Uber has selected Dara Khosrowshahi, chief executive of online travel firm Expedia to be its new leader, ending the ride-hailing company's complicated search process to fill the position. Two anonymous sources with knowledge of the matter told Reuters on Sunday that Uber's board had chosen the 48-year-old executive who has been president and CEO of Expedia since 2005.
The decision reportedly came after a weekend of meetings with the other two final candidates for the job — Hewlett Packard chief executive Meg Whitman and the departing CEO of GE Jeff Immelt. In a tweet on Sunday, Immelt said that he would not be the new chief executive of Uber after it became clear that he would not get the job, sources told Recode.
Uber's board of directors initially leaned towards Whitman. However, they could not agree on the terms in which she would take over, such as less involvement for ousted CEO and founder Travis Kalanick and more board control, Recode reports. Last month, Whitman denied having any interest in the position saying she is "not going anywhere" and added that "speculation about my future and Uber has become a distraction".
An Uber board spokesperson said in statement: "The Board has voted and will announce the decision to the employees first."
Iranian-American Khosrowshahi came to the US with his parents as a child back in 1978 after the Iranian Revolution. He graduated from Brown University with a bachelor's degree in engineering.
Expedia, the popular travel company based in Bellevue Washington, has expanded to over 60 countries under his leadership. He has led the firm through a series of acquisitions including home rental site HomeAway and bookings sites Orbitz Worldwide and Travelocity.
Khosrowshahi previously worked at IAC/InterActive Corp and is on the board of the New York Times Company and sports merchandise firm Fanatics Inc. He has also been an outspoken critic of President Donald Trump as well and has condemned his travel ban saying it "represents the worst of his proclivity toward rash action versus thoughtfulness".
Expedia was also one of the first in the tech sector to file a legal challenge to Trump's travel ban.

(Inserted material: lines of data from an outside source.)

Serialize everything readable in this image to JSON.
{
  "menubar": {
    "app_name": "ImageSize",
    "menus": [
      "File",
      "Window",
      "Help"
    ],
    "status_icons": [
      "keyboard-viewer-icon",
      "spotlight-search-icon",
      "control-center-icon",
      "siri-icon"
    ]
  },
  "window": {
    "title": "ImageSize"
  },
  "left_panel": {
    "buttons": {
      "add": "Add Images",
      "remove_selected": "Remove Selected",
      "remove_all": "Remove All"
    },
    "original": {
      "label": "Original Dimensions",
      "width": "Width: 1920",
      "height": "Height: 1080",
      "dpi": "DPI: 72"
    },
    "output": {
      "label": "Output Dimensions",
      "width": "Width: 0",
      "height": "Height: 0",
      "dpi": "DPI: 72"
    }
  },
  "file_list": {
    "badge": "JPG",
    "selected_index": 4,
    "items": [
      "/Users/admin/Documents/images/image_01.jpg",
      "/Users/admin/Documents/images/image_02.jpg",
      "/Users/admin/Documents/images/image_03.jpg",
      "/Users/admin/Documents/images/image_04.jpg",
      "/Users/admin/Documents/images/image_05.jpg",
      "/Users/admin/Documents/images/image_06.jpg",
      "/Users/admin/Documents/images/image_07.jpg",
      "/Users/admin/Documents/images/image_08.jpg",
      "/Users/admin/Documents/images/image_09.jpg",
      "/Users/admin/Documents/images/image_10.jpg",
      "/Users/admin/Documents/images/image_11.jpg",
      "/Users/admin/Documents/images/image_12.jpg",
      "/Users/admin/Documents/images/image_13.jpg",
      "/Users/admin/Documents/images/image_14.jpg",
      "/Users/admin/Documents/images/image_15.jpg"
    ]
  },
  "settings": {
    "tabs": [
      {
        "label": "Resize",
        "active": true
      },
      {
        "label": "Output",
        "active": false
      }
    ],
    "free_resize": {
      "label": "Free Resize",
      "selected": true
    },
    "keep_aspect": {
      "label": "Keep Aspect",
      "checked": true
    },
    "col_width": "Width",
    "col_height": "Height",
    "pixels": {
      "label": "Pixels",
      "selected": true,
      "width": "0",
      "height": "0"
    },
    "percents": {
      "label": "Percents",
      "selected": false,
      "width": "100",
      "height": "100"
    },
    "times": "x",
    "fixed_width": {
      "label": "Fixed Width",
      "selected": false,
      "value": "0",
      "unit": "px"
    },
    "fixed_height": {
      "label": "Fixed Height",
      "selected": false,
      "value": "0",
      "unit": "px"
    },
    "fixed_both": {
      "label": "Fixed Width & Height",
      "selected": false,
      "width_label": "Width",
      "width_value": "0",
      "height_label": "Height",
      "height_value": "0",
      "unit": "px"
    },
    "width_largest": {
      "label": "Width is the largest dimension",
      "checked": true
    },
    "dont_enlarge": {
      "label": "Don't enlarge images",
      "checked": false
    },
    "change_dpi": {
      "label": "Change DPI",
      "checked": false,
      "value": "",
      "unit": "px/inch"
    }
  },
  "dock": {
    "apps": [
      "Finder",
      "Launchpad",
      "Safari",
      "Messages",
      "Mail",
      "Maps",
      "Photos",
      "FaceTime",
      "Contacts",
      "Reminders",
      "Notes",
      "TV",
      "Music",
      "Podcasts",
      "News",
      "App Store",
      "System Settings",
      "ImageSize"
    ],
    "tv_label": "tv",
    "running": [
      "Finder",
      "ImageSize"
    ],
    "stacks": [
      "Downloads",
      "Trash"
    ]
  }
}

Khosrowshahi will be tasked with reviving Uber's image after a tumultuous eight months of controversies that plagued the firm and is expected to usher in a new company culture and style of governance.
Since the beginning of the year, Uber was hit with allegations of sexual harassment that led to an internal probe, a high-stakes lawsuit with Google's Waymo over self-driving technology, a federal investigation over the use of its secret Greyball tool used to deceive regulators and a slew of top executive departures among other controversies.
Uber founder and chief executive Travis Kalanick eventually stepped down from the position after a group of board members demanded an immediate change in leadership. The search for a new replacement, which lasted all summer, was marred with infighting and rumours that Kalanick was looking to make a comeback and "Steve Jobs" his way back into the role.
Khosrowshahi will also be expected to fill a number of executive vacancies at Uber including a new chief operating officer, chief financial officer and general counsel.
Kalanick has not publicly commented on the expected appointment of a new Uber CEO. Earlier, he said that he would support the incoming executive "to guide Uber into its next phase of growth and ensure its continued success".